FORT SMITH -- The question of whether the University of Arkansas at Fort Smith will continue to receive revenue from a sales tax will be answered in a special election on Nov. 3.
Sebastian County voters will decide on whether to extend a 0.25% sales tax for 10 years. Of the 1.25% county sales tax, 0.25% goes toward UAFS. The county tax is included in Fort Smith's current tax rate, which is 9.75% when the 6.5% Arkansas and 2% city sales taxes are taken into account, according to the city's finance department.
This special election comes at a time when Fort Smith residents have seen an increase in taxes and fees on several fronts. City officials signed a consent decree in 2015 with the U.S. Environmental Protection Agency, the Department of Justice and the state. The city agreed to make an estimated $480 million in repairs and upgrades to its wastewater system over the course of 12 years to clear up chronic violations of the federal Clean Water Act, and to aid in fulfilling these requirements, it raised its sewer rates by 167% from 2015-17.
In May 2018, residents of Fort Smith and Barling approved a millage increase to fund projects in the Fort Smith School District.
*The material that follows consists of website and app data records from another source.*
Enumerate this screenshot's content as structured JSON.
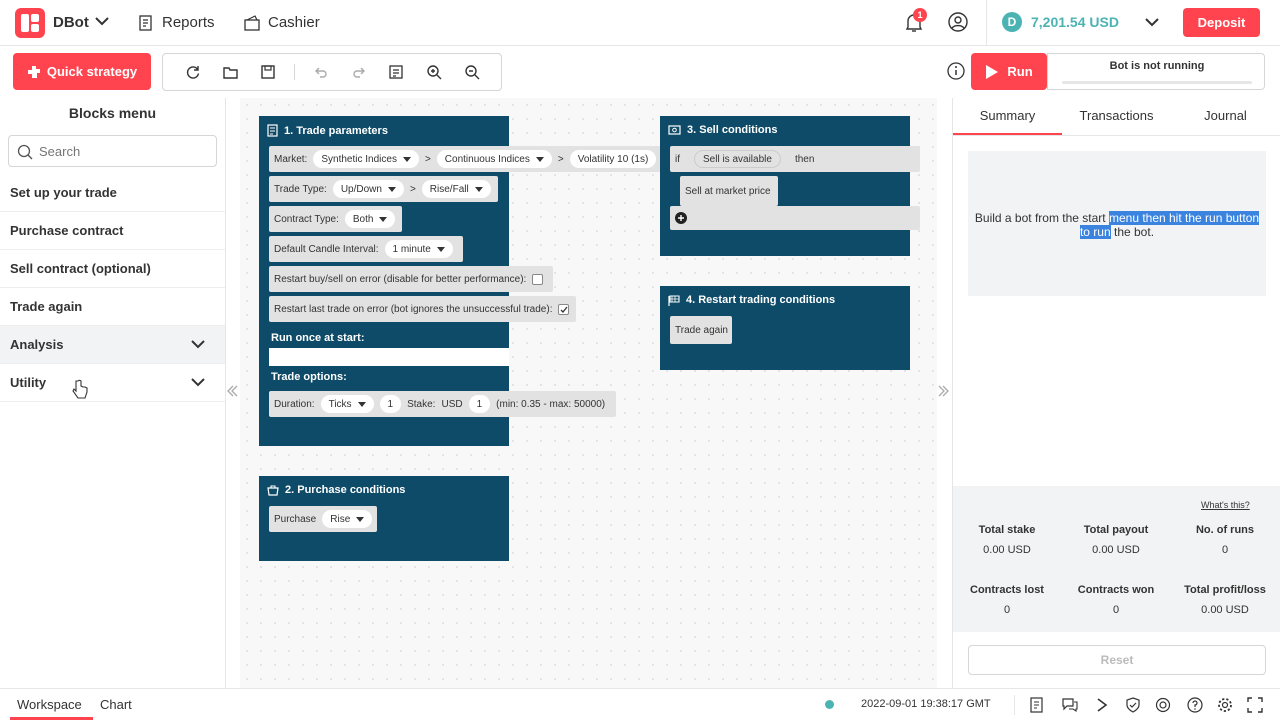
{
  "header": {
    "brand": "DBot",
    "nav": [
      {
        "label": "Reports"
      },
      {
        "label": "Cashier"
      }
    ],
    "notification_count": "1",
    "balance": "7,201.54 USD",
    "deposit_label": "Deposit"
  },
  "toolbar": {
    "quick_strategy_label": "Quick strategy",
    "run_label": "Run",
    "status_text": "Bot is not running"
  },
  "sidebar": {
    "title": "Blocks menu",
    "search_placeholder": "Search",
    "items": [
      {
        "label": "Set up your trade"
      },
      {
        "label": "Purchase contract"
      },
      {
        "label": "Sell contract (optional)"
      },
      {
        "label": "Trade again"
      },
      {
        "label": "Analysis"
      },
      {
        "label": "Utility"
      }
    ]
  },
  "blocks": {
    "trade_parameters": {
      "title": "1. Trade parameters",
      "market_label": "Market:",
      "market": [
        "Synthetic Indices",
        "Continuous Indices",
        "Volatility 10 (1s)"
      ],
      "trade_type_label": "Trade Type:",
      "trade_type": [
        "Up/Down",
        "Rise/Fall"
      ],
      "contract_type_label": "Contract Type:",
      "contract_type": "Both",
      "candle_label": "Default Candle Interval:",
      "candle": "1 minute",
      "restart_buy_sell": "Restart buy/sell on error (disable for better performance):",
      "restart_last": "Restart last trade on error (bot ignores the unsuccessful trade):",
      "run_once": "Run once at start:",
      "trade_options": "Trade options:",
      "duration_label": "Duration:",
      "duration_unit": "Ticks",
      "duration_value": "1",
      "stake_label": "Stake:",
      "stake_currency": "USD",
      "stake_value": "1",
      "stake_range": "(min: 0.35 - max: 50000)"
    },
    "purchase_conditions": {
      "title": "2. Purchase conditions",
      "purchase_label": "Purchase",
      "purchase_value": "Rise"
    },
    "sell_conditions": {
      "title": "3. Sell conditions",
      "if_label": "if",
      "condition": "Sell is available",
      "then_label": "then",
      "action": "Sell at market price"
    },
    "restart_trading": {
      "title": "4. Restart trading conditions",
      "action": "Trade again"
    }
  },
  "right_panel": {
    "tabs": [
      {
        "label": "Summary"
      },
      {
        "label": "Transactions"
      },
      {
        "label": "Journal"
      }
    ],
    "summary_text": {
      "part1": "Build a bot from the start ",
      "highlighted": "menu then hit the run button to run",
      "part2": " the bot."
    },
    "whats_this": "What's this?",
    "stats": [
      {
        "label": "Total stake",
        "value": "0.00 USD"
      },
      {
        "label": "Total payout",
        "value": "0.00 USD"
      },
      {
        "label": "No. of runs",
        "value": "0"
      },
      {
        "label": "Contracts lost",
        "value": "0"
      },
      {
        "label": "Contracts won",
        "value": "0"
      },
      {
        "label": "Total profit/loss",
        "value": "0.00 USD"
      }
    ],
    "reset_label": "Reset"
  },
  "footer": {
    "tabs": [
      {
        "label": "Workspace"
      },
      {
        "label": "Chart"
      }
    ],
    "timestamp": "2022-09-01 19:38:17 GMT",
    "status_color": "#4bb4b3"
  },
  "colors": {
    "accent": "#ff444f",
    "block": "#0e4b68",
    "balance": "#4bb4b3"
  }
}
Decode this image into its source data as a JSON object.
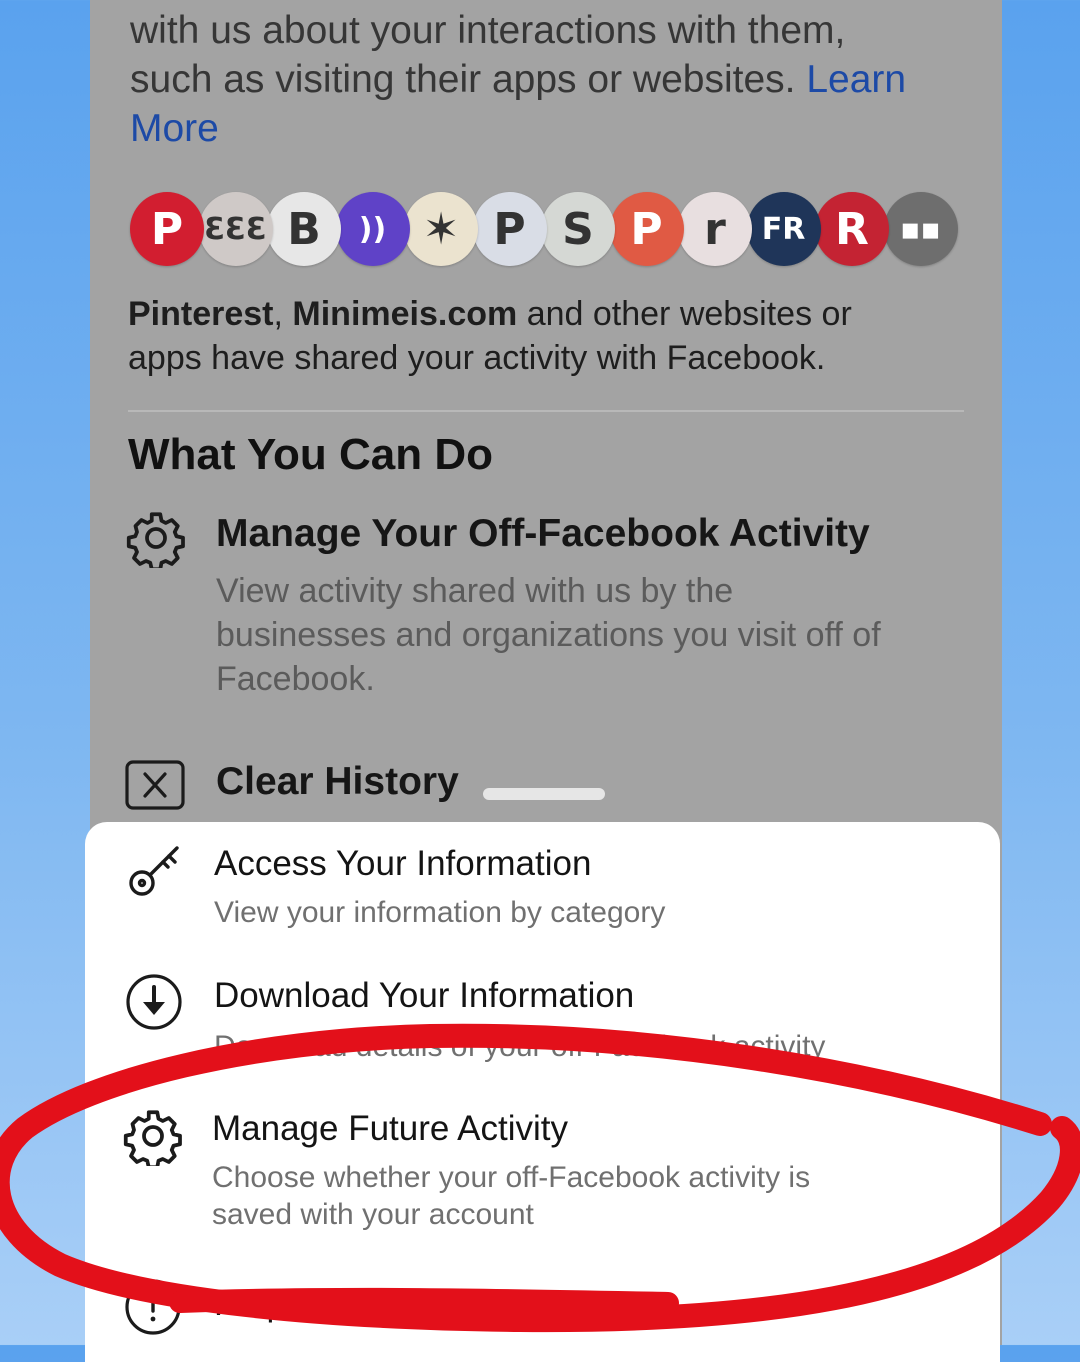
{
  "intro": {
    "line1": "with us about your interactions with them,",
    "line2": "such as visiting their apps or websites.",
    "learn_more_1": "Learn",
    "learn_more_2": "More"
  },
  "logos": [
    {
      "name": "pinterest",
      "letter": "P",
      "color": "#d21e30"
    },
    {
      "name": "minimeis",
      "letter": "ƐƐƐ",
      "color": "#cfc9c7"
    },
    {
      "name": "b-circle",
      "letter": "B",
      "color": "#e7e7e7"
    },
    {
      "name": "podcast",
      "letter": "))",
      "color": "#5f42c7"
    },
    {
      "name": "spark",
      "letter": "✶",
      "color": "#ebe3cf"
    },
    {
      "name": "paypal",
      "letter": "P",
      "color": "#d9dde6"
    },
    {
      "name": "shopify",
      "letter": "S",
      "color": "#d5d8d4"
    },
    {
      "name": "patreon",
      "letter": "P",
      "color": "#e05a44"
    },
    {
      "name": "realtor",
      "letter": "r",
      "color": "#e8dfe0"
    },
    {
      "name": "fr",
      "letter": "FR",
      "color": "#1f3559"
    },
    {
      "name": "r-red",
      "letter": "R",
      "color": "#c42333"
    },
    {
      "name": "microsoft",
      "letter": "▪▪",
      "color": "#6e6e6e"
    }
  ],
  "shared_text": {
    "bold1": "Pinterest",
    "sep": ", ",
    "bold2": "Minimeis.com",
    "rest1": " and other websites or",
    "rest2": "apps have shared your activity with Facebook."
  },
  "section_title": "What You Can Do",
  "manage_offfb": {
    "title": "Manage Your Off-Facebook Activity",
    "desc1": "View activity shared with us by the",
    "desc2": "businesses and organizations you visit off of",
    "desc3": "Facebook."
  },
  "clear_history": {
    "title": "Clear History"
  },
  "sheet": {
    "access": {
      "title": "Access Your Information",
      "desc": "View your information by category"
    },
    "download": {
      "title": "Download Your Information",
      "desc": "Download details of your off-Facebook activity"
    },
    "future": {
      "title": "Manage Future Activity",
      "desc1": "Choose whether your off-Facebook activity is",
      "desc2": "saved with your account"
    },
    "help": {
      "title": "Help"
    }
  },
  "colors": {
    "link": "#1d4aa6",
    "annotation": "#e3101a",
    "overlay": "#a3a3a3"
  },
  "icons": [
    "gear-icon",
    "close-box-icon",
    "key-icon",
    "download-circle-icon",
    "help-circle-icon"
  ]
}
The increase, which moved the school district property tax rate by 5.558 mills from 36.5 to 42.058, will generate about $120 million. It was the first millage increase in Fort Smith since 1987.
The city Board of Directors on Aug. 18 also approved an ordinance establishing regulations and charges for the sanitary landfill and residential, commercial and industrial sanitation services, as well as related services. This included rate increases for residential and commercial sanitation services over the next two years starting in October.
The 0.25% UAFS sales tax, which was approved in 2001, took effect Jan. 1, 2002, and ends Jan. 1, 2022. Arkansas Act 1087 of 2013 gave UAFS the authority to request a sales-tax extension.
The Quorum Court voted May 26 to approve an ordinance calling the special election. It states that before the sales tax, between 1965 and 2001, Sebastian County voters supported UAFS, and its predecessor Westark College, through property taxes.
UAFS Chancellor Terisa Riley held an online "Chancellor Chat" concerning the sales-tax extension on Zoom on Monday. Riley said that when the sales tax was first approved by voters, the university promised to offer more bachelor's degrees than the six it was offering at the time and to have the types of facilities, as well as the maintenance and operations of those facilities, that would support those four-year degree programs.
Rachel Putman, associate director for strategic communications at UAFS, said the following are major capital projects and improvements funded by the revenue UAFS received from the sales tax that were in support of the university offering four-year degree programs:
• Baldor Building renovation ($231,953).
• Boreham Library renovation ($769,638).
• Breedlove renovation ($202,165).
• Gardner renovation ($955,858).
• Library volumes ($927, 448).
• Math/Science renovation ($470,917).
• Vines renovation ($1,003,812).
• Fullerton renovation ($176,449).
The university offers 42 bachelor's degrees for the 2020-21 academic year, according to UAFS registrar Wayne Womack.
Riley said UAFS continues to offer certificates and associate degrees, in addition to two master's degrees. According to Putman, the university has awarded a total of 13,503 credentials/degrees within the past 10 years, with 6,969 bachelor's degrees awarded during that time.
The extension, according to Riley, is to keep a level amount of tax that UAFS has been collecting. Among the things that the university is working on include creating national centers of excellence, academic planning and strategic enrollment management planning.
Riley said UAFS takes in, on average, about $6 million per year with the sales tax. This constitutes about 8% of the university's annual budget.
"You could imagine, particularly in a time when we're already grappling with the potential of budget cuts or reductions in our allocations from the state, it's really concerning, overall, that we might have any kind of a reduction to the resources available," Riley said. "Despite how difficult things have been for us during our pandemic, UA Fort Smith has been completely committed to continuing to be affordable. We've not raised any of our tuition or fees. We also have not furloughed, or laid off, any of our employees."
Riley said her concern is that, if the university does not have the revenue from the sales tax over the next 10 years, some of the maintenance and operations of the campus, as well as some of the capital assets, will not be maintained at the level that they have, and the university will have to make some "very strategic cuts." An increase of the university's tuition and fees is another potential outcome.
"If the tax is not extended, and let's say we didn't do anything else to cut our actual expenses, then truly, for our students, that could be up to a $600 per semester increase that they would see if they had to make up the entire difference," Riley said. "These are just our students who are tuition and fee paying students, so, understandably, that's not the only strategy that we would utilize."
The university also would be making, in Riley's words, "some pretty major decisions" about programs to cut, or individual positions that would not exist.
Mike Barr, chairman of Friends of UAFS, a group that supports the tax extension, said during Monday's chat that the funding UAFS would bring in during the 10-year window if this extension is approved is a significant resource the university needs to remain affordable.
"We want to make sure that our students that are coming to campus can graduate in a situation and be put in a position for success, changing their trajectory quite a bit, so we're really excited about getting to the finish line and seeing success," Barr said.
Early voting begins Oct. 19.
Any organized opposition to the sales-tax extension is currently unknown.
The Fort Smith Regional Chamber of Commerce sent out a survey in late July to both members and nonmembers that asked if they would vote to support the extension if they were voting that day, according to Tim Allen, president and chief executive officer of the chamber. Of the more than 200 people who participated, 85% voted yes while the remaining 15% voted no.